When should you start potty training?
My observation is that the answer to this question is largely cultural. American pediatricians recommend waiting until the child indicates that he's ready. You can take a look at the official list of readiness indicators from the American Association of Pediatrics. Some moms say you shouldn't bother at all. The child will eventually train himself, albeit maybe not until age five! Here's a link to an article by a mom who gave up potty training. In contrast, my friend in China received some strong negative feed back from the locals because her daughter was inexcusably old to still be in diapers. Her daughter was eight months old! If you are thinking of taking the early route, you may also want to read this western doctor's opinions, and be sure you're doing it "the way the locals do."
In my opinion the real answer to the question of when is: whenever the primary caregiver says so. If your child in is in daycare, it's likely that the caregiver has potty trained many children, and you would do well to ask and follow her advice. Not only will you benefit from her years of wisdom, but your child will have a consistent set of expectations during the day and in the evening.
Things for the primary caregiver to consider
Potty training is a physical and emotional process.
Muscle tone is an important factor. A child who is naturally strong will be able to control his body functions faster than one who is more slender. In addition, some children have special issues that make potty training more difficult.
Toilet use is connected to independence, and the child may react to toilet training depending on how the child feels about independence. The caregiver may also react based on her feelings about independence, or the act of cleaning up after another. I find it somewhat degrading to have to clean up after someone who could have done it for themselves. It's a personal hang up, but it did effect our toilet training experience.
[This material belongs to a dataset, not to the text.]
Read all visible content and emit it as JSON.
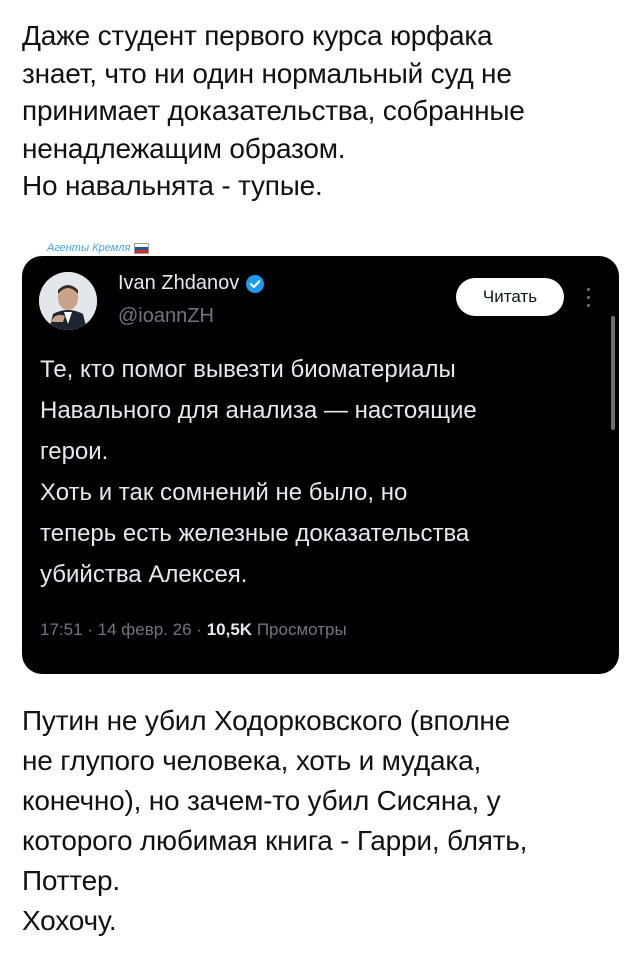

The younger you start, the longer it will take.
One of my friends did potty train her son, beginning within a week or so of birth. It took nearly a year before he was consistently using the toilet. My friend's mom potty trained her child in less than three days, but she waited until after her third birthday.
The younger you start, the sooner you'll be done.
If you glance at the above stories you'll see that starting earlier did result in the child being out of diapers sooner.
The younger you start, the shorter the bathroom intervals you need.
In general, younger children have weaker muscles than older children, so they will need to go more often. My observation of my children, and friends children is that every twenty minutes is the norm until between eighteen months and passed two-years-old. This may be why many American moms seem to feel this is the age for potty training. Running for a toilet every twenty minutes all the time can be quite a chore!
Going on command is different than going as needed.
Although you can apparently train a child to go on command very early, I haven't observed many children who go as needed before three and a half. If you potty train the child early, you'll also have to train all adults involved in care to think of his or her toilet needs.
Major changes like new siblings and moves will slow down the process.
Most articles and books will actually tell you not to start potty training until you have a period of six months or so free of these kinds of changes. This is a problem for families like mine. By the time we are free of these changes for that long, my oldest might be ten years old! You can potty train through new babies and through moves. My son had to deal with a new sister and a move. My daughter has had to deal with a move across the world, and weeks of other travel. The changes make it harder, but it can be done.
Going against your community is difficult.
Cultures that advocate early toilet training tend to be more comfortable with children peeing out doors. Cultures that advocate waiting until the child is ready tend to only accept children peeing in a proper toilet. If you decide to train your child early, your back up caregivers may not be comfortable following through on your chosen methods.
On the other hand, if you train later, you may find that people refuse to care for your child at all, as they are not willing to change diapers for older children. My friend in China ran into this issue with caregivers for her daughter before one-year-old. In the United States, programs for pre-schoolers around age three may require toilet training.
Let me state again, that the decision of when to potty train resides with the primary caregiver. There is not a universal right answer for this issue. I hope that the above thoughts help you make a healthy decision for you and your child.